Problem details → The answer must be every line of the records in which the string "display" appears.

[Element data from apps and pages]
----

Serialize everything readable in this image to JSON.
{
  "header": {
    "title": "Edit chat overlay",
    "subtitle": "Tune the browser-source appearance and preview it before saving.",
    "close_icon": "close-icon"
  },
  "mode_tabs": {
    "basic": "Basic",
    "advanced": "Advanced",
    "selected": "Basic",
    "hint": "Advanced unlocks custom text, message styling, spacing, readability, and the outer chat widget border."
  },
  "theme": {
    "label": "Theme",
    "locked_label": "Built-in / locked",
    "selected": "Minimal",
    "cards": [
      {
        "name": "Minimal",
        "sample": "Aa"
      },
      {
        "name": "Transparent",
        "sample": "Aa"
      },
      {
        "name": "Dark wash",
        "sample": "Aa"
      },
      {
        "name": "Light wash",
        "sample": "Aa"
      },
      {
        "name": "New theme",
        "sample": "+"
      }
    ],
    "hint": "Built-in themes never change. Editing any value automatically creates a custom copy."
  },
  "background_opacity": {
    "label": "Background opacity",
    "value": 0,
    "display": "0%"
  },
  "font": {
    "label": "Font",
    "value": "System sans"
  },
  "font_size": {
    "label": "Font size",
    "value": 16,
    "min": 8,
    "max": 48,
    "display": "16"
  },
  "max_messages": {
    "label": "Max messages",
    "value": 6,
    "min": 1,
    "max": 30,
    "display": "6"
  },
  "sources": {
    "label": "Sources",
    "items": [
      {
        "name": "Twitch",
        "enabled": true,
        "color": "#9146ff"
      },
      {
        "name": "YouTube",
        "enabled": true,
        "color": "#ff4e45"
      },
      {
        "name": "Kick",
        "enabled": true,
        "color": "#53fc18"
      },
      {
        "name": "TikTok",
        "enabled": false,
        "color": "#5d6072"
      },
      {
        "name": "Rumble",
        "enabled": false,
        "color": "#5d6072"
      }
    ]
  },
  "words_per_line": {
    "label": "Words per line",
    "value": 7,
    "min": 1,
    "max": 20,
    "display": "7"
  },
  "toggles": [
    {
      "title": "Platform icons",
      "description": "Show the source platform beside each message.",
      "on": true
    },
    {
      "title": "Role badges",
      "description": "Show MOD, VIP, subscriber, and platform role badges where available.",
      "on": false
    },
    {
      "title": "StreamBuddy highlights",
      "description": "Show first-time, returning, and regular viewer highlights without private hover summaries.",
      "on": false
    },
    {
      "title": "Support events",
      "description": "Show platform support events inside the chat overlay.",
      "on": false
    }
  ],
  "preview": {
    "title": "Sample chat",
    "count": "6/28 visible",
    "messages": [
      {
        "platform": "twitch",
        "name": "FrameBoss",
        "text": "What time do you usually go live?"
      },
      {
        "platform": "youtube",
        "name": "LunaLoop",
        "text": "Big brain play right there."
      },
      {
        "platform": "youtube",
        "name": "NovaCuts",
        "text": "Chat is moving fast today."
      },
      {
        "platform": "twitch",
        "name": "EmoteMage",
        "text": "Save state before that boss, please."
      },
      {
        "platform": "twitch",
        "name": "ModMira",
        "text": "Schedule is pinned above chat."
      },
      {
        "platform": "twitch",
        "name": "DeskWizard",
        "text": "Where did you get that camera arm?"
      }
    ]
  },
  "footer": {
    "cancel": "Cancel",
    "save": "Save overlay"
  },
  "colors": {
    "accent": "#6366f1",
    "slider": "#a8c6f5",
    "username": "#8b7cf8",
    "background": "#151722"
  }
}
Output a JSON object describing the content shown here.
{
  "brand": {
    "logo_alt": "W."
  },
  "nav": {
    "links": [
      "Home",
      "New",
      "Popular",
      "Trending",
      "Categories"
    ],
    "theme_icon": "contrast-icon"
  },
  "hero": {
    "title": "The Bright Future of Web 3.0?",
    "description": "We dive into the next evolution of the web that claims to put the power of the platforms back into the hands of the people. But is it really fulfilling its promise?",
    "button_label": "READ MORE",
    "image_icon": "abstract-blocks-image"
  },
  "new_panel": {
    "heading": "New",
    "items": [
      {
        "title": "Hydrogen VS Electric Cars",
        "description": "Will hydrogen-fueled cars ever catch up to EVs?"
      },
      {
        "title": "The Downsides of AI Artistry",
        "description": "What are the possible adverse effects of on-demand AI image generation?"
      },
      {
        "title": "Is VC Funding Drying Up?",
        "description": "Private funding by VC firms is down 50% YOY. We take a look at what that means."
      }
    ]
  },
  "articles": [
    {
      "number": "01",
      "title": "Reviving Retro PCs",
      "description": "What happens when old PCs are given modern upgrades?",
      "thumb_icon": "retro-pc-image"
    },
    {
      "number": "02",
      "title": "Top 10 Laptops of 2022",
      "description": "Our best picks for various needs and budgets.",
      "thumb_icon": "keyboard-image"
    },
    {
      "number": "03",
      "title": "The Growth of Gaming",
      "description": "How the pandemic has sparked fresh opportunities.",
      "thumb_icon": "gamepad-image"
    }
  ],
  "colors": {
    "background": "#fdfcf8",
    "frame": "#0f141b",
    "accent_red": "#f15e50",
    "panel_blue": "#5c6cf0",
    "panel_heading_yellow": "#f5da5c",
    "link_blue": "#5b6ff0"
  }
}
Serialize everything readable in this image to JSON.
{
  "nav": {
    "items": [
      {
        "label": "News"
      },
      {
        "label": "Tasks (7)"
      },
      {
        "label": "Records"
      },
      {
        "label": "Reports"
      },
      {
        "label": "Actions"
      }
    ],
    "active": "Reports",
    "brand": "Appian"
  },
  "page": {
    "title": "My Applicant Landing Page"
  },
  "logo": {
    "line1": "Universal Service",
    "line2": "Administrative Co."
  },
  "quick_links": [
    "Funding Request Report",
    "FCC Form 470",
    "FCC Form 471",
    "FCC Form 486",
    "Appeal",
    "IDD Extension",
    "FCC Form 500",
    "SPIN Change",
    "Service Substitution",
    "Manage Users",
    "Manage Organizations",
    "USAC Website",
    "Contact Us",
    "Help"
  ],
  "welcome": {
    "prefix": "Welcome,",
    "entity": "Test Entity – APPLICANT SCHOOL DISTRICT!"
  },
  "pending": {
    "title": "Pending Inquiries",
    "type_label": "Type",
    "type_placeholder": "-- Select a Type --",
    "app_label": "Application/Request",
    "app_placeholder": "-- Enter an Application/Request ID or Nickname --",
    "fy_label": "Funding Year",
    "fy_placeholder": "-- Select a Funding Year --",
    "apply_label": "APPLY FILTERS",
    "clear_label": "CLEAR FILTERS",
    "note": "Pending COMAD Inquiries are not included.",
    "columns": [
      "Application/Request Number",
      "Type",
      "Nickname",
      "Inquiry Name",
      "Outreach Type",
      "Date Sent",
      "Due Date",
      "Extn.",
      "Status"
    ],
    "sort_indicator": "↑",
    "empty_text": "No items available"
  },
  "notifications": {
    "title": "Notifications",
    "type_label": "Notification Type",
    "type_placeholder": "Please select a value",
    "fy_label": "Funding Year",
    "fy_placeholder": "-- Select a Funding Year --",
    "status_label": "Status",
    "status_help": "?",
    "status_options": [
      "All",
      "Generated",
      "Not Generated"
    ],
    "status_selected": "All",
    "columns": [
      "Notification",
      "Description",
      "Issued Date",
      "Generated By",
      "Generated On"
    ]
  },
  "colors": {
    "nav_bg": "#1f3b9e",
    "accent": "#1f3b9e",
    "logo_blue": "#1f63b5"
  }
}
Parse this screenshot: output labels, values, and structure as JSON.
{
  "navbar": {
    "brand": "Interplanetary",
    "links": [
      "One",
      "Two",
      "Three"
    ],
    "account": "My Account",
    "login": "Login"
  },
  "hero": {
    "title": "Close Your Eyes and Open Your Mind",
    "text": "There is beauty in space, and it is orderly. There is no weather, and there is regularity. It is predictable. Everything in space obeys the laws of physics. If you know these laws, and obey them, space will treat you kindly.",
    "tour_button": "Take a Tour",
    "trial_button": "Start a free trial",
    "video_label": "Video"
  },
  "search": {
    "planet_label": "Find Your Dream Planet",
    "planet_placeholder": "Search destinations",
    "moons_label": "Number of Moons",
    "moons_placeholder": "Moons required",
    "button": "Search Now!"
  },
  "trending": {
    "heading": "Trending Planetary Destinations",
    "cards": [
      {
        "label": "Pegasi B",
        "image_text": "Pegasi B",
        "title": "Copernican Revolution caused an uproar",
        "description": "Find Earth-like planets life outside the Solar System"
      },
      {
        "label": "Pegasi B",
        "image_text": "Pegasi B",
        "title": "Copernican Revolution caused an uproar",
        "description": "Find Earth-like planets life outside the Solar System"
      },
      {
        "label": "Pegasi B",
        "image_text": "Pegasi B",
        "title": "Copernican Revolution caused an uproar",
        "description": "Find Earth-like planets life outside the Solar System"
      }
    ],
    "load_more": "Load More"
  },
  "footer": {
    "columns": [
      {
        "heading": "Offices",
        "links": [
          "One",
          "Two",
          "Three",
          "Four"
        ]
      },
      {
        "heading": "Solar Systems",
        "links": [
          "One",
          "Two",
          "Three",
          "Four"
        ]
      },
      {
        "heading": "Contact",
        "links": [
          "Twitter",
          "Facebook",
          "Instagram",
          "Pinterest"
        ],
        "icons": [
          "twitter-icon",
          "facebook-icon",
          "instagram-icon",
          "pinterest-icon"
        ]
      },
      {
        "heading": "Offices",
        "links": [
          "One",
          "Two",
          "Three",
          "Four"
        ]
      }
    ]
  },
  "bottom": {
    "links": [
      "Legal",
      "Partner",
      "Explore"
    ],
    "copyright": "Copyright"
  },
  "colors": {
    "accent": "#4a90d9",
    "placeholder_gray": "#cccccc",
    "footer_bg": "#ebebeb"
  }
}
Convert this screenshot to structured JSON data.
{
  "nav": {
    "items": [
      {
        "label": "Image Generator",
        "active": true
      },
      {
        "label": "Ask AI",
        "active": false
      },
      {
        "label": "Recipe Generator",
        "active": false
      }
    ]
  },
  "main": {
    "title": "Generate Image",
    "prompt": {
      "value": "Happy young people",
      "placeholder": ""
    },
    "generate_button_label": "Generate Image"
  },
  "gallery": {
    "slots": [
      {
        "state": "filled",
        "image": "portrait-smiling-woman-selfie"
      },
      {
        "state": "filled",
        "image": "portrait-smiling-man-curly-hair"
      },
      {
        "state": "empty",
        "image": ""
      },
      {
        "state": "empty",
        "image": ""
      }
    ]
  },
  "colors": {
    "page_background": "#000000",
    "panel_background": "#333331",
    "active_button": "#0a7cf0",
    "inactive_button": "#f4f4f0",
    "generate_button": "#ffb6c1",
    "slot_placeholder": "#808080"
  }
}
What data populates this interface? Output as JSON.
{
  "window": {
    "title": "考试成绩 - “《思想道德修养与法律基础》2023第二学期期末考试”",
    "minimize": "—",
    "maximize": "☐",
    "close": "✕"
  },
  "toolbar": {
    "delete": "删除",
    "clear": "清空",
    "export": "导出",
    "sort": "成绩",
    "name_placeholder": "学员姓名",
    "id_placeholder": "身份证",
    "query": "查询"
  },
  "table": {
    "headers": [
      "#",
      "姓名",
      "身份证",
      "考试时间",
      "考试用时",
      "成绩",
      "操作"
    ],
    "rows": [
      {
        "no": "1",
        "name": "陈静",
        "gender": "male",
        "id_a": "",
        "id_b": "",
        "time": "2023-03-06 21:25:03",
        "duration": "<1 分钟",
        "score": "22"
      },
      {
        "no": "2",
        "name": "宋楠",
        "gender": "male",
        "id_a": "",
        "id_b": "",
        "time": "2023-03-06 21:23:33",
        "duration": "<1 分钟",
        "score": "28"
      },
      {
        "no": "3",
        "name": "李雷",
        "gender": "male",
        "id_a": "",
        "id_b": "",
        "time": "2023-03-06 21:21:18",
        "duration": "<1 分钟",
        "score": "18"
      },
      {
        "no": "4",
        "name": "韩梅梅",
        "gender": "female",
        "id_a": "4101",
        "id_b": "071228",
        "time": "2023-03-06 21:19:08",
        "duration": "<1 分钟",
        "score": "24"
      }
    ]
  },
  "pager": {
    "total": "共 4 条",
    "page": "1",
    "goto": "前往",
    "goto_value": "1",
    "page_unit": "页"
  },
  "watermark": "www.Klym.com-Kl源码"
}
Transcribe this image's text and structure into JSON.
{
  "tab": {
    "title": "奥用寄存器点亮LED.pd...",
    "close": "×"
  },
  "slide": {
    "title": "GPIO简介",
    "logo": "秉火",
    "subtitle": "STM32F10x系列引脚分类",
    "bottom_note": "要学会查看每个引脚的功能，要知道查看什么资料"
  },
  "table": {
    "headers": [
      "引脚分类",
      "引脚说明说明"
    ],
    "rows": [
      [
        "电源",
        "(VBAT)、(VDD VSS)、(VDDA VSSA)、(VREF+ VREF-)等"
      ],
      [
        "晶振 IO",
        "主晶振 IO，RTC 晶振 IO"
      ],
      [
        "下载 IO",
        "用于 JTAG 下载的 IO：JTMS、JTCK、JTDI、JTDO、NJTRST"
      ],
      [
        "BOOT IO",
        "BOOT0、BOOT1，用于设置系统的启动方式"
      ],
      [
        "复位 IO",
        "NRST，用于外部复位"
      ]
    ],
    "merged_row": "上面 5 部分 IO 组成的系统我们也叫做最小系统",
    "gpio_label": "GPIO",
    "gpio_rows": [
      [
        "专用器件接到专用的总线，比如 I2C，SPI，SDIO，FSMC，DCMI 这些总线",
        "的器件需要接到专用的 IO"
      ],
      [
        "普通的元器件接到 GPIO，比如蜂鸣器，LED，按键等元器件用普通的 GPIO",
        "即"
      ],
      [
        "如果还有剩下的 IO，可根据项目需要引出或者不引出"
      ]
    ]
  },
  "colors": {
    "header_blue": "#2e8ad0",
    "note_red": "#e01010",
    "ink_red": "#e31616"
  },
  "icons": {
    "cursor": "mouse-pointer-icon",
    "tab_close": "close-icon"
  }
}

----

Solution to this exercise →
    "display": "0%"
    "display": "16"
    "display": "6"
    "display": "7"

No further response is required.